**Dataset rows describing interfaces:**
──────────────────────────────

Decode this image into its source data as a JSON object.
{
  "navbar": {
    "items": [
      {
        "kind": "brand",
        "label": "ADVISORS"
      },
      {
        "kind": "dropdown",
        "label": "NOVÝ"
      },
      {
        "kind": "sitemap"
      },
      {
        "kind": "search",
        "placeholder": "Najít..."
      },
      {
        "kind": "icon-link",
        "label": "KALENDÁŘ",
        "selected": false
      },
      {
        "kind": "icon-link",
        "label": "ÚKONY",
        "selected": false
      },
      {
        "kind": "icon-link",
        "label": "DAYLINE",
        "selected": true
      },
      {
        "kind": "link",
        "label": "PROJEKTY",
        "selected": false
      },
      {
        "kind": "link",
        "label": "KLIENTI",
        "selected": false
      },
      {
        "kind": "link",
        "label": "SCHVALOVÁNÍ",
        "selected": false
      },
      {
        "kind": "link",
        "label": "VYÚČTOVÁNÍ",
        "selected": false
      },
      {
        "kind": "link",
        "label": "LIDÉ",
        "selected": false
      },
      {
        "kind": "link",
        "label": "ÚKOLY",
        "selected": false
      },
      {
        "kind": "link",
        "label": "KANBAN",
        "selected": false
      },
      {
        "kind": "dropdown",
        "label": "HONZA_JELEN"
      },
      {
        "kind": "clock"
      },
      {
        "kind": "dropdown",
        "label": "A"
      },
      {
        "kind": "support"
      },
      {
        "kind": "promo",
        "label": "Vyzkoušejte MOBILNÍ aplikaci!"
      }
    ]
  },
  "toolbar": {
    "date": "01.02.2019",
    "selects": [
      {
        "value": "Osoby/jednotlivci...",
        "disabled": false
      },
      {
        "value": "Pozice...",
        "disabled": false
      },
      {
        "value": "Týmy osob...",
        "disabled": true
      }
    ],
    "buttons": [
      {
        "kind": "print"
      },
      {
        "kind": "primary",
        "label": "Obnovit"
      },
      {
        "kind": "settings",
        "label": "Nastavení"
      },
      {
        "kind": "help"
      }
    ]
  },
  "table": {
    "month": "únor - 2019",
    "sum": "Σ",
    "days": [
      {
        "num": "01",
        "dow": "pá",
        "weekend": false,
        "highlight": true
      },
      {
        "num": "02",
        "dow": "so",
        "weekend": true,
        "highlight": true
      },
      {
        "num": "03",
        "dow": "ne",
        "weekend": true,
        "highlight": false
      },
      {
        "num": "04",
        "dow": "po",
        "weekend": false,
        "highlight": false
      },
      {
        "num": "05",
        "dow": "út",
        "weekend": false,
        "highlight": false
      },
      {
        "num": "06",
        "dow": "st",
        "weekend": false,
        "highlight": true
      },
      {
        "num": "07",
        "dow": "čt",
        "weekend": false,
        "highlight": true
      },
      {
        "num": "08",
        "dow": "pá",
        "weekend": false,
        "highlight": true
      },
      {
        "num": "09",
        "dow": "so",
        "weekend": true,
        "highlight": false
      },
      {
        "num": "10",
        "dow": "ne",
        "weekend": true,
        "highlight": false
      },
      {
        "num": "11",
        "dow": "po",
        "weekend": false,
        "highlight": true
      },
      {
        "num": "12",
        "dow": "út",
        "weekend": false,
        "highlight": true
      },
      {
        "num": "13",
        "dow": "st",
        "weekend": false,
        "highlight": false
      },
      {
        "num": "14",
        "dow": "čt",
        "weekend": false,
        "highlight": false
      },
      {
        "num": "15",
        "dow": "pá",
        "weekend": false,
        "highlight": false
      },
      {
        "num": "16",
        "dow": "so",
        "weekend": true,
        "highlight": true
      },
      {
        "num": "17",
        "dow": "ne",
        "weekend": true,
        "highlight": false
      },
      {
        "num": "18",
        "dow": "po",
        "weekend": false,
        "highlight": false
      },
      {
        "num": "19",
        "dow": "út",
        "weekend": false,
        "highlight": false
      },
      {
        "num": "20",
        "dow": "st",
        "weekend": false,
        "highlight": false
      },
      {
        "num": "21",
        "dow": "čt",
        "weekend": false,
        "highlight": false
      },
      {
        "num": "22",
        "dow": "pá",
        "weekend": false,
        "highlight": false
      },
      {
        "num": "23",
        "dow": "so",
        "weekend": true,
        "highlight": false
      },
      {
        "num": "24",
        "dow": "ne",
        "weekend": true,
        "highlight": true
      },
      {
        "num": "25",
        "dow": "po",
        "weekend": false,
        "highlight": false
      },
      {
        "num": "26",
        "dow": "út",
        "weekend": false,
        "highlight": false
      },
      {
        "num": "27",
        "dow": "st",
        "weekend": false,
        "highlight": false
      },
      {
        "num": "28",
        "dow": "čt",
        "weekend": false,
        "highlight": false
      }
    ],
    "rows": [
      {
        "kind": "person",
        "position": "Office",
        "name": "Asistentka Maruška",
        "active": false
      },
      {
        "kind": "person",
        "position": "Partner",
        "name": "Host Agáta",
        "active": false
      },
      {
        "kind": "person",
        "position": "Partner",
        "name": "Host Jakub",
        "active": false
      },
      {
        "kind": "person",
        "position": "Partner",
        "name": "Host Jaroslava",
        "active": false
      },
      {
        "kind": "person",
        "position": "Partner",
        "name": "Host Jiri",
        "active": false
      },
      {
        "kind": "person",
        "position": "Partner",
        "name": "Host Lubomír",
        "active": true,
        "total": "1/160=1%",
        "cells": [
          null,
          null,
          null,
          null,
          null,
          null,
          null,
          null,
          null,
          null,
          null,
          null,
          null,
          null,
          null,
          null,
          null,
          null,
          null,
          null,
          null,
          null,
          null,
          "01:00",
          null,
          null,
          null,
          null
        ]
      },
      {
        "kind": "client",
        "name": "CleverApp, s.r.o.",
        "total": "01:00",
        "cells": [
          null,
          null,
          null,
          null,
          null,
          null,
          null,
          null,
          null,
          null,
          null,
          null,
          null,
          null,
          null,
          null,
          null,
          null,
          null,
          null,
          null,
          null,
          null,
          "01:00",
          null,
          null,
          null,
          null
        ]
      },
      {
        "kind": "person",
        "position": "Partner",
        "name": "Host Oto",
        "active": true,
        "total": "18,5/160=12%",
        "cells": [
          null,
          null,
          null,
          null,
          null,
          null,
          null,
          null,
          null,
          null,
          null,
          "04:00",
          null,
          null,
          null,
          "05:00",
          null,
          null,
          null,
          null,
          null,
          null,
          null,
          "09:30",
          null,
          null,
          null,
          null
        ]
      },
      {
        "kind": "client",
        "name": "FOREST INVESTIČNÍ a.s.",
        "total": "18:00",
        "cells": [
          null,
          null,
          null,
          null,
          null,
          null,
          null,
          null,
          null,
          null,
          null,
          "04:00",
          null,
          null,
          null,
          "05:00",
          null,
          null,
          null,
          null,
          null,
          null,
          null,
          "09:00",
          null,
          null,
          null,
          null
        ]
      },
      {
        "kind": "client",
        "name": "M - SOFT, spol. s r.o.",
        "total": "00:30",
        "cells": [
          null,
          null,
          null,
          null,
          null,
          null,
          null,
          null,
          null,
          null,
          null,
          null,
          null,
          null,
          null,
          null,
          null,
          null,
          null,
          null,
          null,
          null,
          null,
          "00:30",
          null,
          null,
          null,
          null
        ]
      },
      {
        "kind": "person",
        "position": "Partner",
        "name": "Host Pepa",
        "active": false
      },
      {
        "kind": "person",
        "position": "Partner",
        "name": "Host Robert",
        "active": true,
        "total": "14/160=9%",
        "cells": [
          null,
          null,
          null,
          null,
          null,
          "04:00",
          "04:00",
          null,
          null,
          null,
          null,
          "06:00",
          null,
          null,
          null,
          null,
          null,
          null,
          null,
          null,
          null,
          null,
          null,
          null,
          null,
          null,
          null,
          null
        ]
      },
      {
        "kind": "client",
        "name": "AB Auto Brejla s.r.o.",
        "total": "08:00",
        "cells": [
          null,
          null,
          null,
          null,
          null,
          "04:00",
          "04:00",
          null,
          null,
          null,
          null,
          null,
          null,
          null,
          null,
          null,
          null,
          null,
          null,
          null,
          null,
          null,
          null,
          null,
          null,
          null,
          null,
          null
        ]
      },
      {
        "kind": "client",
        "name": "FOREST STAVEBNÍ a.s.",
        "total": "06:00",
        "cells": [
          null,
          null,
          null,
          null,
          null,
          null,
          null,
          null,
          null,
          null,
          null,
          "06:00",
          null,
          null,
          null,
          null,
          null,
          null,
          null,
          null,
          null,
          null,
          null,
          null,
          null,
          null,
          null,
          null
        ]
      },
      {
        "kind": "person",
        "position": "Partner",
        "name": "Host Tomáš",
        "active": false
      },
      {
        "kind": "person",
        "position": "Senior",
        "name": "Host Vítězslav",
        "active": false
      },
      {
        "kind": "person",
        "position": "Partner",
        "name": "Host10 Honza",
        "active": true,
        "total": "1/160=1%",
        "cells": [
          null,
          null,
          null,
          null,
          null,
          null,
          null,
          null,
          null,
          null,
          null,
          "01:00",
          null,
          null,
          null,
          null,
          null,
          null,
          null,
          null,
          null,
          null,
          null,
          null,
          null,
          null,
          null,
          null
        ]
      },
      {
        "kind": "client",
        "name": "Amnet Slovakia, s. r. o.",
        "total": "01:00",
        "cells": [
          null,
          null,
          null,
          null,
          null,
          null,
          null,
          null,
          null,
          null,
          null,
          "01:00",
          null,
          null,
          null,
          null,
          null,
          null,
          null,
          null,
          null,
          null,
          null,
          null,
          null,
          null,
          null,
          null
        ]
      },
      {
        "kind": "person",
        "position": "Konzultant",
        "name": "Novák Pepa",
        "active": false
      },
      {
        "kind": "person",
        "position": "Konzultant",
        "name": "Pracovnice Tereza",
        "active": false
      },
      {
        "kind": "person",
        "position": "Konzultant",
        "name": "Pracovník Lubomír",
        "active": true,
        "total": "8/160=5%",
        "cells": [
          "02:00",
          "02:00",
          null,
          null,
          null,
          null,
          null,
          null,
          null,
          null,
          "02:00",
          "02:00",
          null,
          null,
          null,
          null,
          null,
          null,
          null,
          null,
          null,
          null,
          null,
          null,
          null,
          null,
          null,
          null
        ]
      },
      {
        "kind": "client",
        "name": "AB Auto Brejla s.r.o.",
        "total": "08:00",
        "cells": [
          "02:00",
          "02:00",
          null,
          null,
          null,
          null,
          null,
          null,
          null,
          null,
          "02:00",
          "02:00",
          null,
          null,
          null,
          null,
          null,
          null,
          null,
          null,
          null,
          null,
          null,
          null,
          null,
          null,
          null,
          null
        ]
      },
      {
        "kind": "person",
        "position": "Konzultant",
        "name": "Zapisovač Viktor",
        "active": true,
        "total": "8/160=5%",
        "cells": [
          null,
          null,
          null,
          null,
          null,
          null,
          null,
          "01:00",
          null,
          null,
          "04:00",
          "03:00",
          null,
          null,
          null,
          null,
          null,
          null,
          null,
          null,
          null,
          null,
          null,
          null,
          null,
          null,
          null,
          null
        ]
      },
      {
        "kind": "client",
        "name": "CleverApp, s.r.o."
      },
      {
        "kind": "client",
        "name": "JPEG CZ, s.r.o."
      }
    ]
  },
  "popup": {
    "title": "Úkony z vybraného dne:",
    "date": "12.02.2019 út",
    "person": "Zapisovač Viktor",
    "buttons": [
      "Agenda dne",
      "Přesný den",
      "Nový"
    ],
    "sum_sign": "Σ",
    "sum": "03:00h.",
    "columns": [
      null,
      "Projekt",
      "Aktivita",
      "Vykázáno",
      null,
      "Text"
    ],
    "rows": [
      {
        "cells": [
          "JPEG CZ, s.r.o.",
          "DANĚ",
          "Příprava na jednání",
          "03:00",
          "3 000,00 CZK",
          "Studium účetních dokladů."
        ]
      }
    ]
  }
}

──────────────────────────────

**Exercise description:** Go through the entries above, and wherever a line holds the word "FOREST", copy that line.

**Response to this exercise:**
        "name": "FOREST INVESTIČNÍ a.s.",
        "name": "FOREST STAVEBNÍ a.s.",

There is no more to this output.